» PROBLEM: Which lines of the data below include the string "layers"? Return each of them.

-- Opening Marker --

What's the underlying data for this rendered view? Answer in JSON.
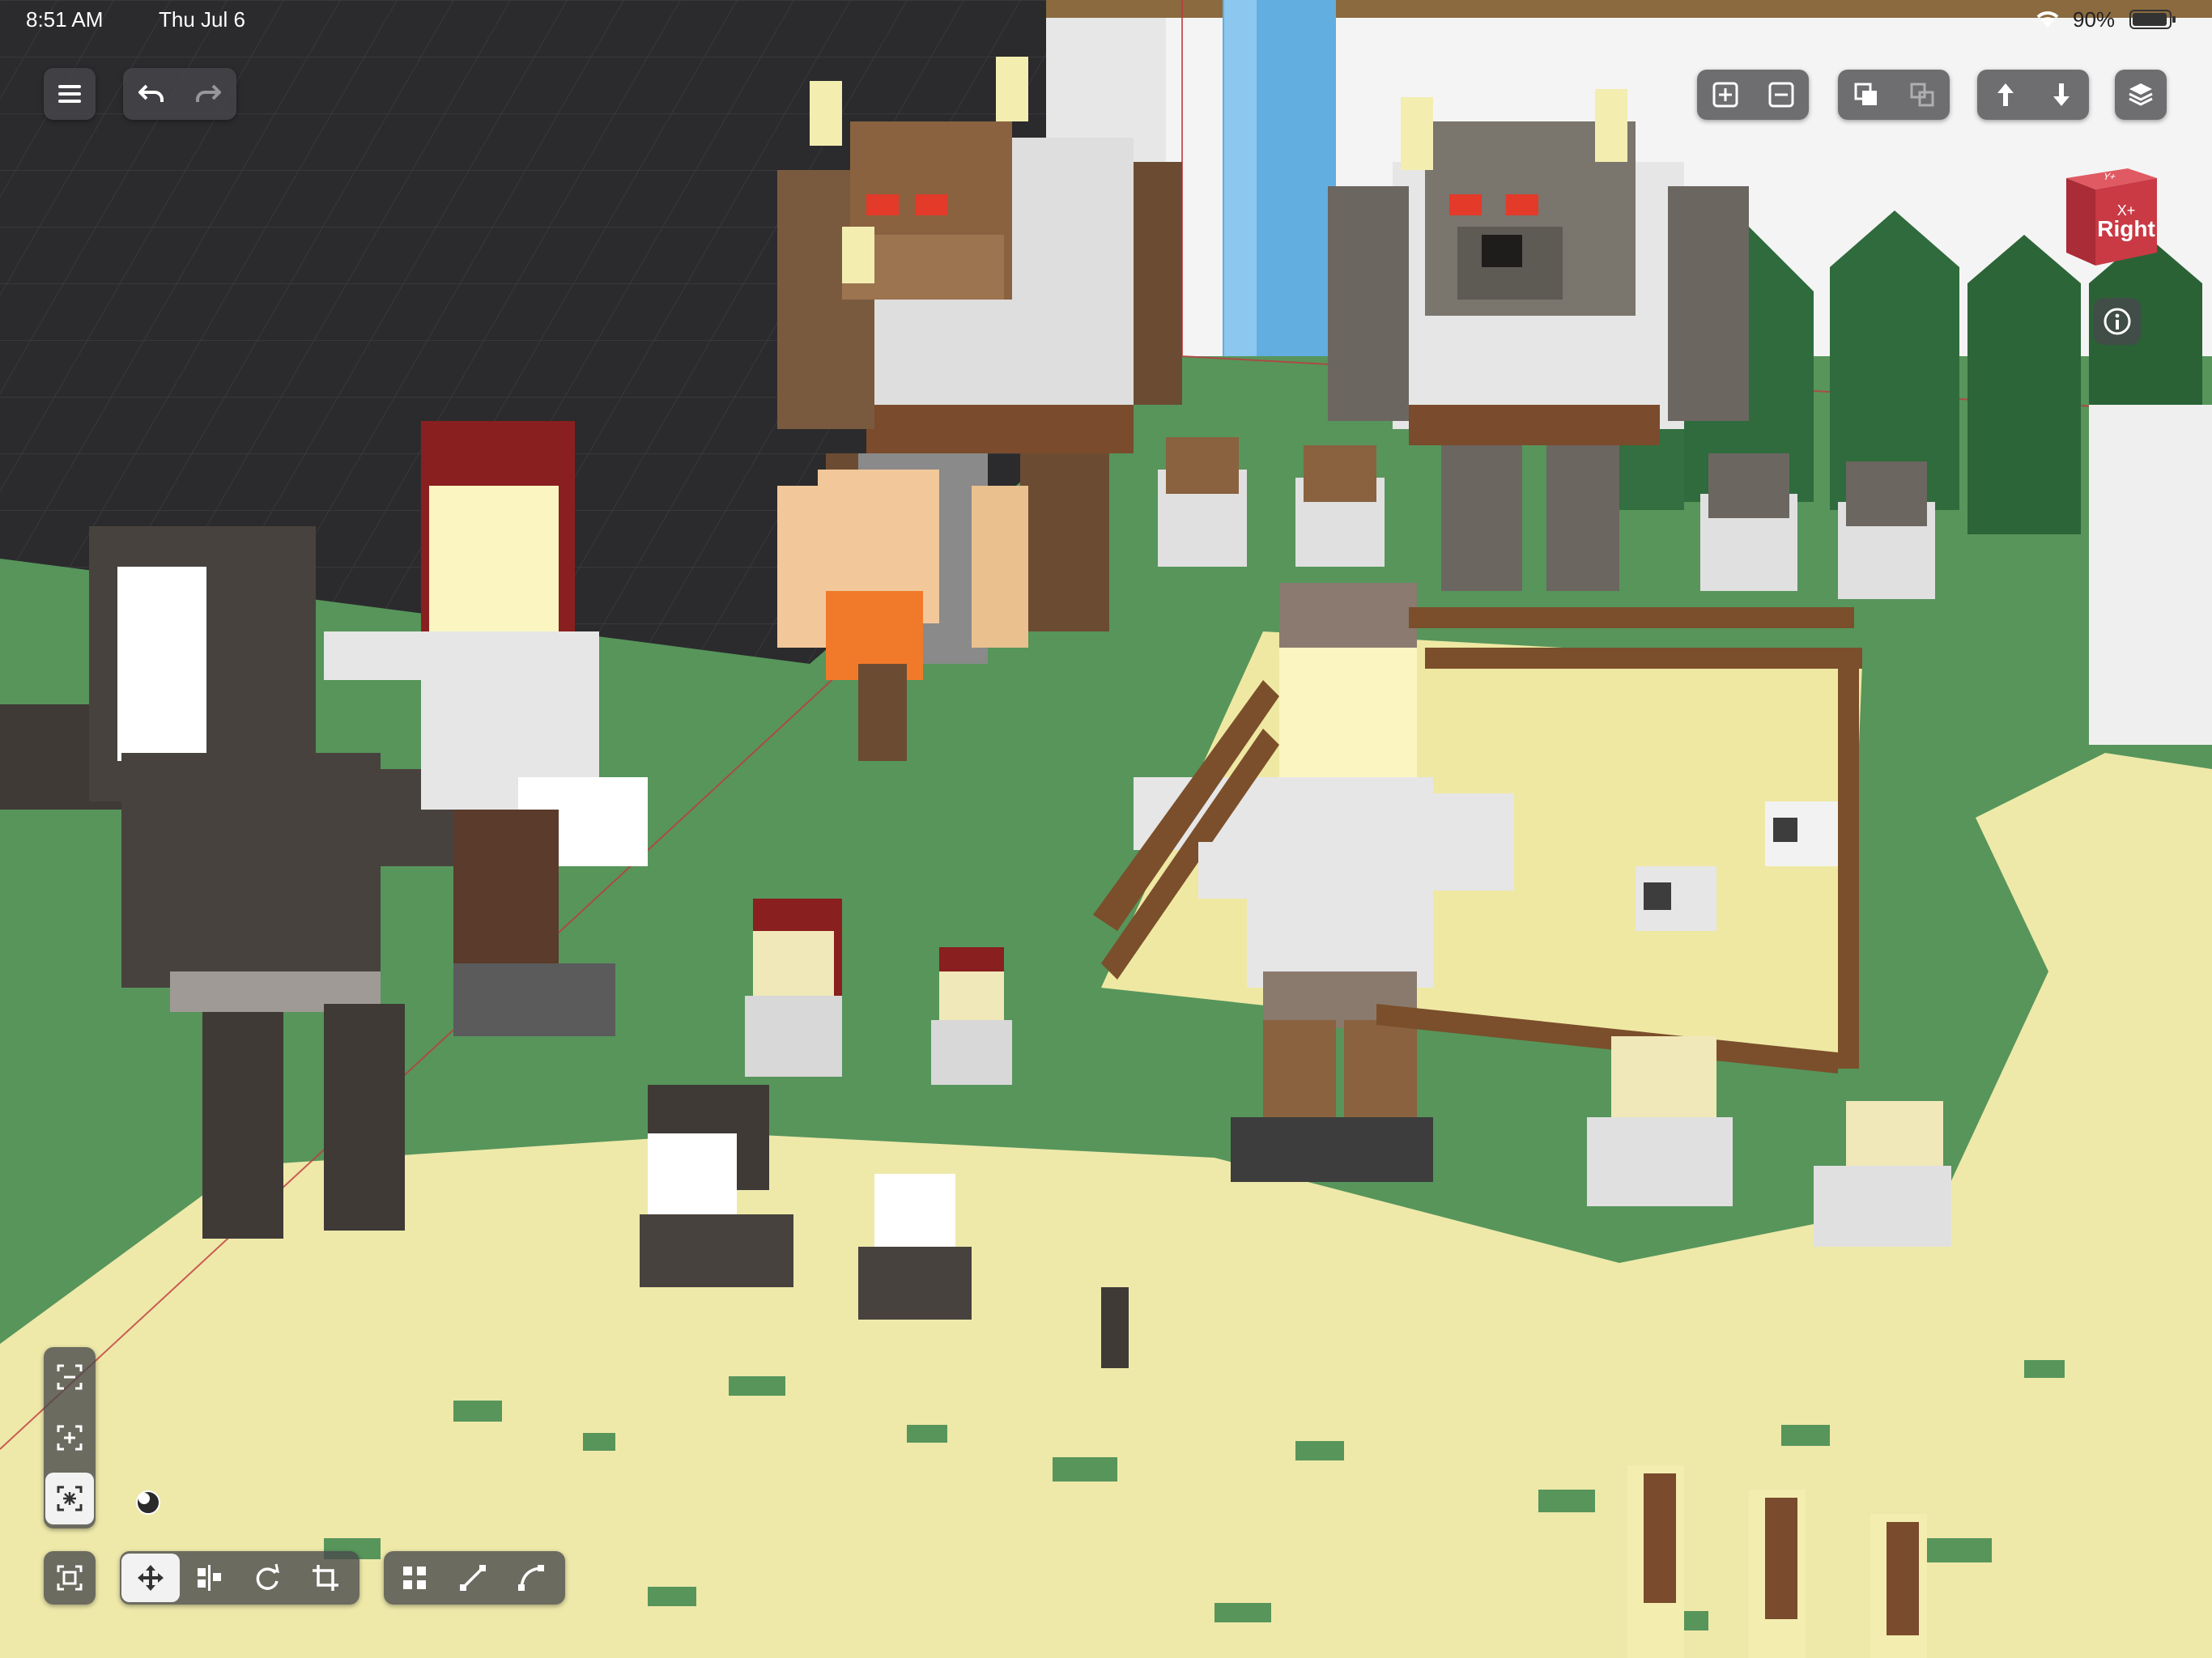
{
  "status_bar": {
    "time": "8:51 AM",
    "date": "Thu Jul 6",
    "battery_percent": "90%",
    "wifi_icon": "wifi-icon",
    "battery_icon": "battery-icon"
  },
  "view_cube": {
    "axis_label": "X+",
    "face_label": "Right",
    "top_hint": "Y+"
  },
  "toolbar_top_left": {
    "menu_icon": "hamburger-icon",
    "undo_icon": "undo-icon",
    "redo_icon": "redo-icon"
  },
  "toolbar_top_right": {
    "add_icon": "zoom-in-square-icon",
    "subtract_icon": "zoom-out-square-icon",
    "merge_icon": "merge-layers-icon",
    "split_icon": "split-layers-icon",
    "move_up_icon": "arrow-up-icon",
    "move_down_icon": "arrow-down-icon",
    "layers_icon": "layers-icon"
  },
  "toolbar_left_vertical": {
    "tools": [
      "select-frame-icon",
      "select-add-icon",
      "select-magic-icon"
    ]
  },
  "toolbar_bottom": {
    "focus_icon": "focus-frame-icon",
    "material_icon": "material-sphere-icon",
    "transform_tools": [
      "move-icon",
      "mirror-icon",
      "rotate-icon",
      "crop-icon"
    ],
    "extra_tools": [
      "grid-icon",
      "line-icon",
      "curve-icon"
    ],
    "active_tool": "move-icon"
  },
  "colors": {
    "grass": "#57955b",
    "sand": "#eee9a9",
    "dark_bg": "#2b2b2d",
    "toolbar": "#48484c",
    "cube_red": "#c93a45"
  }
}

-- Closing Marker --

» RESPONSE:
    "merge_icon": "merge-layers-icon",
    "split_icon": "split-layers-icon",
    "layers_icon": "layers-icon"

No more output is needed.